#### ACTIVITY
Reproduce each record exactly.

#### THE DATA

──────────────────────────────

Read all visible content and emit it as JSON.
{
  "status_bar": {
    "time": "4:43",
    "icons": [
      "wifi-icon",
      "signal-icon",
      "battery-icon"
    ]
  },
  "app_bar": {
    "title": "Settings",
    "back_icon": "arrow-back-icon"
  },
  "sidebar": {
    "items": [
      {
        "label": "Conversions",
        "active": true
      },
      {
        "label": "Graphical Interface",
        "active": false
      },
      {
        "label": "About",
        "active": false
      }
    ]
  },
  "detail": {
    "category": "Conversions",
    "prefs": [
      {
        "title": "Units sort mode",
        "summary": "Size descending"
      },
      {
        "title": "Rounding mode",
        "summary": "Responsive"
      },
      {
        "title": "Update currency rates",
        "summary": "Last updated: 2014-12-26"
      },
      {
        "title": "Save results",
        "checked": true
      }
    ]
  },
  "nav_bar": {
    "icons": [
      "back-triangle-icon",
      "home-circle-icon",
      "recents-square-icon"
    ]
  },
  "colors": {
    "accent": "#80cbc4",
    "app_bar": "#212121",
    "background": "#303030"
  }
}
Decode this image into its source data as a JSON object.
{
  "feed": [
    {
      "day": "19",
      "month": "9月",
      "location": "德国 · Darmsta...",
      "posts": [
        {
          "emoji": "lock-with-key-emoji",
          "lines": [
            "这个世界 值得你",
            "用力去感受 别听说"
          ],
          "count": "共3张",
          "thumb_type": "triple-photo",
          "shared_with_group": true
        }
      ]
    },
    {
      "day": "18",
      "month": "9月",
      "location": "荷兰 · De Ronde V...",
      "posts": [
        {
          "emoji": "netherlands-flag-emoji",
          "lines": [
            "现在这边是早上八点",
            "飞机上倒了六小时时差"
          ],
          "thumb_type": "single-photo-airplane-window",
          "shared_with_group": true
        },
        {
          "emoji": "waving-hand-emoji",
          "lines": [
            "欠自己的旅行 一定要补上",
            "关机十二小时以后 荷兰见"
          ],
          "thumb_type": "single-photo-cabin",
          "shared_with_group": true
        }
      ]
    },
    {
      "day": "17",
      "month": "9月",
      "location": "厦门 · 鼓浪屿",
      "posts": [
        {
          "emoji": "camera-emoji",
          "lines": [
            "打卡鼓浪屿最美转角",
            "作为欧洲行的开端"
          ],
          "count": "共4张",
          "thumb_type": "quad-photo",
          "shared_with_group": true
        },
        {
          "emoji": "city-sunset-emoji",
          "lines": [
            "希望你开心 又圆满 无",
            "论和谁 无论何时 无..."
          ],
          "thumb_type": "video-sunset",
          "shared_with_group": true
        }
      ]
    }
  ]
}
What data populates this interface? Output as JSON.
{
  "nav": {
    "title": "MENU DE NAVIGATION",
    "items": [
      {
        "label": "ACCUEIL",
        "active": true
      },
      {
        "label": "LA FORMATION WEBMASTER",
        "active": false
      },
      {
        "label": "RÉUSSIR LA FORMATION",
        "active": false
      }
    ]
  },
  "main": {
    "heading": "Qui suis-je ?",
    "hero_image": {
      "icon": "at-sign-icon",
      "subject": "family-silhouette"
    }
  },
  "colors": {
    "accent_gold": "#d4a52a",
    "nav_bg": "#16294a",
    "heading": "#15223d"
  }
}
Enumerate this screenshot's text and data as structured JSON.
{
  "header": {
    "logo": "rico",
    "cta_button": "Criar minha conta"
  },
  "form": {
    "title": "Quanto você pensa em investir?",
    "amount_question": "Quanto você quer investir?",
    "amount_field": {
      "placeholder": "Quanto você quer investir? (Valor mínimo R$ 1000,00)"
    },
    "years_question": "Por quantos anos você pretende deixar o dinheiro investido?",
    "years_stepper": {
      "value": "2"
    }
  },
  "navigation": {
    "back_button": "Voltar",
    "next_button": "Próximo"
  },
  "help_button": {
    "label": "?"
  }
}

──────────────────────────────

#### SOLUTION FOR THIS PROBLEM
Read all visible content and emit it as JSON.
{
  "status_bar": {
    "time": "4:43",
    "icons": [
      "wifi-icon",
      "signal-icon",
      "battery-icon"
    ]
  },
  "app_bar": {
    "title": "Settings",
    "back_icon": "arrow-back-icon"
  },
  "sidebar": {
    "items": [
      {
        "label": "Conversions",
        "active": true
      },
      {
        "label": "Graphical Interface",
        "active": false
      },
      {
        "label": "About",
        "active": false
      }
    ]
  },
  "detail": {
    "category": "Conversions",
    "prefs": [
      {
        "title": "Units sort mode",
        "summary": "Size descending"
      },
      {
        "title": "Rounding mode",
        "summary": "Responsive"
      },
      {
        "title": "Update currency rates",
        "summary": "Last updated: 2014-12-26"
      },
      {
        "title": "Save results",
        "checked": true
      }
    ]
  },
  "nav_bar": {
    "icons": [
      "back-triangle-icon",
      "home-circle-icon",
      "recents-square-icon"
    ]
  },
  "colors": {
    "accent": "#80cbc4",
    "app_bar": "#212121",
    "background": "#303030"
  }
}
Decode this image into its source data as a JSON object.
{
  "feed": [
    {
      "day": "19",
      "month": "9月",
      "location": "德国 · Darmsta...",
      "posts": [
        {
          "emoji": "lock-with-key-emoji",
          "lines": [
            "这个世界 值得你",
            "用力去感受 别听说"
          ],
          "count": "共3张",
          "thumb_type": "triple-photo",
          "shared_with_group": true
        }
      ]
    },
    {
      "day": "18",
      "month": "9月",
      "location": "荷兰 · De Ronde V...",
      "posts": [
        {
          "emoji": "netherlands-flag-emoji",
          "lines": [
            "现在这边是早上八点",
            "飞机上倒了六小时时差"
          ],
          "thumb_type": "single-photo-airplane-window",
          "shared_with_group": true
        },
        {
          "emoji": "waving-hand-emoji",
          "lines": [
            "欠自己的旅行 一定要补上",
            "关机十二小时以后 荷兰见"
          ],
          "thumb_type": "single-photo-cabin",
          "shared_with_group": true
        }
      ]
    },
    {
      "day": "17",
      "month": "9月",
      "location": "厦门 · 鼓浪屿",
      "posts": [
        {
          "emoji": "camera-emoji",
          "lines": [
            "打卡鼓浪屿最美转角",
            "作为欧洲行的开端"
          ],
          "count": "共4张",
          "thumb_type": "quad-photo",
          "shared_with_group": true
        },
        {
          "emoji": "city-sunset-emoji",
          "lines": [
            "希望你开心 又圆满 无",
            "论和谁 无论何时 无..."
          ],
          "thumb_type": "video-sunset",
          "shared_with_group": true
        }
      ]
    }
  ]
}
What data populates this interface? Output as JSON.
{
  "nav": {
    "title": "MENU DE NAVIGATION",
    "items": [
      {
        "label": "ACCUEIL",
        "active": true
      },
      {
        "label": "LA FORMATION WEBMASTER",
        "active": false
      },
      {
        "label": "RÉUSSIR LA FORMATION",
        "active": false
      }
    ]
  },
  "main": {
    "heading": "Qui suis-je ?",
    "hero_image": {
      "icon": "at-sign-icon",
      "subject": "family-silhouette"
    }
  },
  "colors": {
    "accent_gold": "#d4a52a",
    "nav_bg": "#16294a",
    "heading": "#15223d"
  }
}
Enumerate this screenshot's text and data as structured JSON.
{
  "header": {
    "logo": "rico",
    "cta_button": "Criar minha conta"
  },
  "form": {
    "title": "Quanto você pensa em investir?",
    "amount_question": "Quanto você quer investir?",
    "amount_field": {
      "placeholder": "Quanto você quer investir? (Valor mínimo R$ 1000,00)"
    },
    "years_question": "Por quantos anos você pretende deixar o dinheiro investido?",
    "years_stepper": {
      "value": "2"
    }
  },
  "navigation": {
    "back_button": "Voltar",
    "next_button": "Próximo"
  },
  "help_button": {
    "label": "?"
  }
}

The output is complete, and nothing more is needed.